Protecting Brush Creek would allow for the preservation of both historic and biological values in the greater Carberry Creek watershed.

After signing our petition, please contact Senator Wyden and let him know you support the River Democracy Act, but would like to see more adequate protections for the Applegate River Watershed.

Suggested talking points:

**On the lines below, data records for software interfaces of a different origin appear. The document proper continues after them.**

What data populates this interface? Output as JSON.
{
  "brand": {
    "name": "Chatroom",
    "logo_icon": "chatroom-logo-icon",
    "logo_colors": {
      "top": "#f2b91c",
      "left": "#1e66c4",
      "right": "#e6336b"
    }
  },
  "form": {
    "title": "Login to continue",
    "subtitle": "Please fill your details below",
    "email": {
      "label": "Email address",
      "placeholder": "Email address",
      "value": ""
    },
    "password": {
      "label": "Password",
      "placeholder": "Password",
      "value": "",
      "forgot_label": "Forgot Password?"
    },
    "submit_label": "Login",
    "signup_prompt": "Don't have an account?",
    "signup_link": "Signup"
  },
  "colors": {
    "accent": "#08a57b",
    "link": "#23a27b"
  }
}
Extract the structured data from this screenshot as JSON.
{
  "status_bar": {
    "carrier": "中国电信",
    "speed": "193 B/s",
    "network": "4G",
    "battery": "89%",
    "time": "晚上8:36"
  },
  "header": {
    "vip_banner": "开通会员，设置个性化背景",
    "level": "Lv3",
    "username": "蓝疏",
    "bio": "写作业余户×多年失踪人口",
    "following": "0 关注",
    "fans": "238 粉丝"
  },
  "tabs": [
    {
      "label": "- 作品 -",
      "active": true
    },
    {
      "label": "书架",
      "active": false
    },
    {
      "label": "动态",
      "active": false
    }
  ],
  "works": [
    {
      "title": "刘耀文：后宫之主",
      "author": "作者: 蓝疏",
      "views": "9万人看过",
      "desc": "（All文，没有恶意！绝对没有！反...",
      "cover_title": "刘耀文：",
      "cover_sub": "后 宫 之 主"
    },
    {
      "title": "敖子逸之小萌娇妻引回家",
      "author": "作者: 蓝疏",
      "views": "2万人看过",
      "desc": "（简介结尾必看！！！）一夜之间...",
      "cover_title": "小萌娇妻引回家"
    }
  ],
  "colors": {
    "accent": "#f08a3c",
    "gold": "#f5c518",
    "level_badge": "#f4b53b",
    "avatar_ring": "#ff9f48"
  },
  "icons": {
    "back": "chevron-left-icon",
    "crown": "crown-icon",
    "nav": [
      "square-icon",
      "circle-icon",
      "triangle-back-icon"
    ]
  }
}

  1. Thank Senator Wyden for his leadership on the River Democracy Act and encourage him to do more to protect the Applegate River watershed.
  2. The Applegate River watershed and its wild streams are important for their historical, biological, recreational and community based values. The residents of interior SW Oregon deserve to have our wild rivers, clear swimming holes, old-growth forests, and intact mountain streams protected, just like others in the state. Please restore additional stream segments to the final legislation.
  3. Streams previously proposed for protection, but removed in the newest revisions should be restored to the legislation, including upper Pipe Fork Creek, upper Whisky Creek, O’Brien Creek, and Brush Creek in Oregon, and the Middle Fork Applegate River, Butte Fork Applegate River, Cook and Green Creek, lower Whisky Creek, and Elliott Creek in California.
  4. By including all the above mentioned streams in the final version of the River Democracy Act, protections for the Applegate River watershed would be similar to those throughout the state.
  5. All Applegate River streams currently included in the River Democracy Act should be protected in the final legislation.